shavings, paper and sand, nonlegume hay, alfalfa), addition of feed additives (e.
g., phytase enzyme in poultry and swine diets) and manure amendments (e.g.,
aluminum sulfate in poultry litter), manure accumulation time, amount of
water used to flush the house (e.g., in dairy parlors, typically 145–300 liter
water is used per cow per day), and storage time prior to land application.
G. S. TOOR ET AL.
The following sections describe the major treatment and storage practices
Organic waste treatments consist of physical and chemical to biological
processes, which are often needed to reduce the volumes of waste, destroy
pathogens, control odors, and improve palatability. These treatments
can also modify the physical, chemical, and biological characteristics of
wastes, resulting in heterogeneity in P speciation from one production site
to another. The following section summarizes the common treatments.
a. Physical Treatment Physical treatment of wastes involves solid–liquid separation by sedimentation or screening and is mostly used for dairy
and swine manures and biosolids. The separated solids can then be composted, reused as bedding, or feed, or pelletilized, or directly applied to soil
as an amendment. The liquids can be used to flush the animal house to
remove manure before using to supply plant nutrients. The major advantage
of this process is lower transport costs due to reduction in waste volume,
which can be of significant concern in large animal production facilities.
Other alternative methods of manure use, primarily for poultry litter and
biosolids, include drying, incineration, and pyrolysis.
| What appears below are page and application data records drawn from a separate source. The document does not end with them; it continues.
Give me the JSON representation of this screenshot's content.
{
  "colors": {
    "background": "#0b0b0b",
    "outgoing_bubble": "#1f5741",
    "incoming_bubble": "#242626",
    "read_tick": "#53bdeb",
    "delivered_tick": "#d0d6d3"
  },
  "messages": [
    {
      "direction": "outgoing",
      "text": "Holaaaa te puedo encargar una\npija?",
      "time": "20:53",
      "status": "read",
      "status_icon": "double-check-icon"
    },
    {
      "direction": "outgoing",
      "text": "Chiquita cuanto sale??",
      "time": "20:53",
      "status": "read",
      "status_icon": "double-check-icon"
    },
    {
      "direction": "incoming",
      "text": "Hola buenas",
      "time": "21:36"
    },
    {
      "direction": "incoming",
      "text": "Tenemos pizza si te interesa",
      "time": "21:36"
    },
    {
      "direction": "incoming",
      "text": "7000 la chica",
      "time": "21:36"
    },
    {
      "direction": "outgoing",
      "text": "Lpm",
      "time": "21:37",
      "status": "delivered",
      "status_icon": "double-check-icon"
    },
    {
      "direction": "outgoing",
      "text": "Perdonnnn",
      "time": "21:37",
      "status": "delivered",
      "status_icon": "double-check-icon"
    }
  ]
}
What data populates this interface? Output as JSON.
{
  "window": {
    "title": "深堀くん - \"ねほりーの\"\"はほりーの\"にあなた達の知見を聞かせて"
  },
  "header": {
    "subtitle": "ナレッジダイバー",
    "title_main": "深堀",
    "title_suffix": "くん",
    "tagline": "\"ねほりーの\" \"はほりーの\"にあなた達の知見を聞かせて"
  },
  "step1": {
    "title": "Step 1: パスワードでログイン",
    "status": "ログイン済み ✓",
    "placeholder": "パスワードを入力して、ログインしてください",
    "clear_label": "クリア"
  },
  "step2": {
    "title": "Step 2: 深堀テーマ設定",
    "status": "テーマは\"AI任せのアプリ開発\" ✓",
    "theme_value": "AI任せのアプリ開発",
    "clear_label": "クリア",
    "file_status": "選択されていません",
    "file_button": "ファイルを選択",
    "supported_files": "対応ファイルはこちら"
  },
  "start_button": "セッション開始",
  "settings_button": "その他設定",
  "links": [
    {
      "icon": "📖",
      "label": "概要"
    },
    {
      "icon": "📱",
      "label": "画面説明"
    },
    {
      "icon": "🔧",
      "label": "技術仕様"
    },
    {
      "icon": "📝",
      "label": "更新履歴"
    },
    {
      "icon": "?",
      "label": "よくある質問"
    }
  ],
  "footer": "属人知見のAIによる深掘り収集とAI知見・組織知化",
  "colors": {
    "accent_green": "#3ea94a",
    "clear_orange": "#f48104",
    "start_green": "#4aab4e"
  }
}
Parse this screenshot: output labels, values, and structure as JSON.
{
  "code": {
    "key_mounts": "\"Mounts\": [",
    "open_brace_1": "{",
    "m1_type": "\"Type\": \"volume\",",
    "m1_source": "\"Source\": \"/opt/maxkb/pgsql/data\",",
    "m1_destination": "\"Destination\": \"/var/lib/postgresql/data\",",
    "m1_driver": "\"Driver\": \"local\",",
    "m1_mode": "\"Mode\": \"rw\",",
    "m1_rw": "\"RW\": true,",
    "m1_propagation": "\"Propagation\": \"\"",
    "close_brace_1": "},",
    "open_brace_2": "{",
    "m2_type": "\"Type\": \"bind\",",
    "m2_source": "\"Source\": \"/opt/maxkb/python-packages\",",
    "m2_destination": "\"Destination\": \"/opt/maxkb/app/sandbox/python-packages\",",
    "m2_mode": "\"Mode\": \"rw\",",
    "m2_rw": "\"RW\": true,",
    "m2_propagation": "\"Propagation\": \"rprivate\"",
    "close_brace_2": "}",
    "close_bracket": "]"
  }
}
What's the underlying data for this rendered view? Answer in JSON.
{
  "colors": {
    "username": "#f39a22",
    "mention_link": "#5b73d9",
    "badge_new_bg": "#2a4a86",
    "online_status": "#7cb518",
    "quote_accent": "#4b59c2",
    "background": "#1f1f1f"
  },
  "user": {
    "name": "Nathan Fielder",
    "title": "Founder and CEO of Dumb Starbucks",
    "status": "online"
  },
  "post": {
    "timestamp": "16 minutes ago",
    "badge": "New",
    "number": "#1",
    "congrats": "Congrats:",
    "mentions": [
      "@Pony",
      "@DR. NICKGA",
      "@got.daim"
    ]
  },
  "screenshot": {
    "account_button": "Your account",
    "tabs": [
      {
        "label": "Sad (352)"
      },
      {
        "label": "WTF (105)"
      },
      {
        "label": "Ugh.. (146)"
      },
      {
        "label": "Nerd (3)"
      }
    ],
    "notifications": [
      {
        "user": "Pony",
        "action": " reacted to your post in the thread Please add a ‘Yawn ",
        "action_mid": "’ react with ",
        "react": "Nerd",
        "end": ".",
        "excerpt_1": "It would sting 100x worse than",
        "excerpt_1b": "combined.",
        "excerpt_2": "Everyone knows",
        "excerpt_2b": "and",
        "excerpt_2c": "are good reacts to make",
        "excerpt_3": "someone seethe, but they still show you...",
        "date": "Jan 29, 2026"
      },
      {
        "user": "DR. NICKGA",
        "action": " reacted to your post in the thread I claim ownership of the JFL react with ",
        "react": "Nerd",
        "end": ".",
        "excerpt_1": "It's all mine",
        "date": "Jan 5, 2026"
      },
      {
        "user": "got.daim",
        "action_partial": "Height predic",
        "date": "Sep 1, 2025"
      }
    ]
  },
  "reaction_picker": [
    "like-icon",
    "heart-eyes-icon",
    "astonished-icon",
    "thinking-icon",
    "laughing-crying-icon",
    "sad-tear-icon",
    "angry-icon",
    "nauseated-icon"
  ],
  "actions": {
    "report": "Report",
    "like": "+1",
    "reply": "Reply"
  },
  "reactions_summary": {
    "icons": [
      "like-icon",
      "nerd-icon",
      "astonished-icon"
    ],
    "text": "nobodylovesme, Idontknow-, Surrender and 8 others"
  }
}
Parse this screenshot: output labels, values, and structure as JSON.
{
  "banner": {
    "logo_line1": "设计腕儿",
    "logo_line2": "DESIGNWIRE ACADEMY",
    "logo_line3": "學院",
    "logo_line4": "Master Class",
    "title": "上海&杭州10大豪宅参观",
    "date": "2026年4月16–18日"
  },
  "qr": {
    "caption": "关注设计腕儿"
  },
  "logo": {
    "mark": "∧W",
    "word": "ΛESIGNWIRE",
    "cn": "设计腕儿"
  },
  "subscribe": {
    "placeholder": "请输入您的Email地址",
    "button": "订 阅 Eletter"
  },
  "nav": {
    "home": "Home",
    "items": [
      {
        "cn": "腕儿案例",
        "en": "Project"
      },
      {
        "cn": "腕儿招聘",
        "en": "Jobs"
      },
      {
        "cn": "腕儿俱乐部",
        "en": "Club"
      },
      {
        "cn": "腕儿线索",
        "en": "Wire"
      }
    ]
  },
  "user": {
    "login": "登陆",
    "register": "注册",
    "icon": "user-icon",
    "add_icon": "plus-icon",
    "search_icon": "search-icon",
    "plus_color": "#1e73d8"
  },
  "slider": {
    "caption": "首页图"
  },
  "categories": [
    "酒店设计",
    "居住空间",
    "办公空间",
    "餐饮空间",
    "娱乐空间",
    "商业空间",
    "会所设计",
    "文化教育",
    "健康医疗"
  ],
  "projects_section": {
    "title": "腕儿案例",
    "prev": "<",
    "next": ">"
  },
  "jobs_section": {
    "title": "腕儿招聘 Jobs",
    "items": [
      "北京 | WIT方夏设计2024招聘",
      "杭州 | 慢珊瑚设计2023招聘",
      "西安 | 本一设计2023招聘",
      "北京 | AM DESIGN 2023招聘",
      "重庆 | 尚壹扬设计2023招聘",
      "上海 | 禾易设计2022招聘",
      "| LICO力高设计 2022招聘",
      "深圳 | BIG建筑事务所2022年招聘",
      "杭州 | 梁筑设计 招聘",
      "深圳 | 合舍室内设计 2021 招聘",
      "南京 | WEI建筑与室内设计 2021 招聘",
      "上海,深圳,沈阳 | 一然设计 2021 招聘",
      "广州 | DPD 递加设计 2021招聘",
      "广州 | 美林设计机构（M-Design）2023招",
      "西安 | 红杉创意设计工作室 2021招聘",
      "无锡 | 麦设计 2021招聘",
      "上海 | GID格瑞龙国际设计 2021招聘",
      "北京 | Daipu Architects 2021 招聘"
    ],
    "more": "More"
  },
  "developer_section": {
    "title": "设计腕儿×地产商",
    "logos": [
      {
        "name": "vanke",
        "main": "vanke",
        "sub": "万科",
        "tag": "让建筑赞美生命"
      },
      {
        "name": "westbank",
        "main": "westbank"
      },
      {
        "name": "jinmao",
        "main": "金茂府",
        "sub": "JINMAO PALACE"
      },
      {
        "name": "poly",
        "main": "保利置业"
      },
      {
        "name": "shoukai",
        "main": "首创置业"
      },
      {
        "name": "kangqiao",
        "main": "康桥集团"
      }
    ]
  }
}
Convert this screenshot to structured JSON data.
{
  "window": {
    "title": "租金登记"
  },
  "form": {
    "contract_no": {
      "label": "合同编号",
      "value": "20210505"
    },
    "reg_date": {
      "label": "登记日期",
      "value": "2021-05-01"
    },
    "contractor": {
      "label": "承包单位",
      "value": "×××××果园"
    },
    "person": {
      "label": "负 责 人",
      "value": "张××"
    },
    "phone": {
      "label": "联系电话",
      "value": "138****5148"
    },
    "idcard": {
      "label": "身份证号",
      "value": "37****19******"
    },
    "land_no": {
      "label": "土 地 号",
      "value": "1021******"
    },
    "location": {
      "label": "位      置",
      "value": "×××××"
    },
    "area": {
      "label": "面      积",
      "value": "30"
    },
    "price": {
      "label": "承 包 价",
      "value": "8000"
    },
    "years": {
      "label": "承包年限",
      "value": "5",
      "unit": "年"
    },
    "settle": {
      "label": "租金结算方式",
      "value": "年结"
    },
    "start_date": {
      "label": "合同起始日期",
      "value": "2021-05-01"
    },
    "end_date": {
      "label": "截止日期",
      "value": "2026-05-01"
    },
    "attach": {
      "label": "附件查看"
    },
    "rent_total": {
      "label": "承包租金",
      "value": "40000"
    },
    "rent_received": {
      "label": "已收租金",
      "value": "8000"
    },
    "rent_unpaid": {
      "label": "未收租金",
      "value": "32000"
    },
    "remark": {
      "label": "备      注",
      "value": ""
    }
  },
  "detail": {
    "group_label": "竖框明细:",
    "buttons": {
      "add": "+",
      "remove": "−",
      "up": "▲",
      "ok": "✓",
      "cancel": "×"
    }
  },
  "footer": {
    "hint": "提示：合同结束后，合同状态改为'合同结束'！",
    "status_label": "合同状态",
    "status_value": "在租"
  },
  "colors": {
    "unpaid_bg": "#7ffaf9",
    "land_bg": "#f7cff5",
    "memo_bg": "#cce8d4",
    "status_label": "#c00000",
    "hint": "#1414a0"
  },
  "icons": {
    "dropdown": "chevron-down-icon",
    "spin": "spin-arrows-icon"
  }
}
A detailed discussion
of physical treatment processes for wastes has been provided by Moore
(1993) and Day and Funk (1998).
b. Chemical Treatment Organic wastes can be treated with chemicals
to precipitate particulates and colloidal matter, to control pH and odor, and
to enhance biological treatment. The most commonly used coagulants in
wastewater are aluminum sulfate, ferric sulfate or chloride, and lime. Some
polyelectrolytes and polymers have also been used in biosolids and manures
(Dao and Daniel, 2002; Dao et al., 2001). In poultry houses, sodium bisulfite
is used for NH3 control, litter acidification, and for pathogen reduction
(Salmonella and Campylobacter) (Moore et al., 1996; Yang et al., 1998).
Another common chemical additive used today in poultry houses is aluminum sulfate (alum), which reduces soluble inorganic P concentrations and
NH3 emissions (Moore et al., 2000; Sims and Luka‐McCaVerty, 2002).
Usage of alum and aluminum chloride to reduce soluble inorganic P in
swine manure has also been documented (Smith et al., 2001).
c. Biological Treatment Biological treatment can significantly reduce
the solids content of waste by the action of biological organisms in the
presence (aerobic) or absence (anaerobic) of oxygen, thus changing the
physical and chemical properties of the waste. Wastes are composed of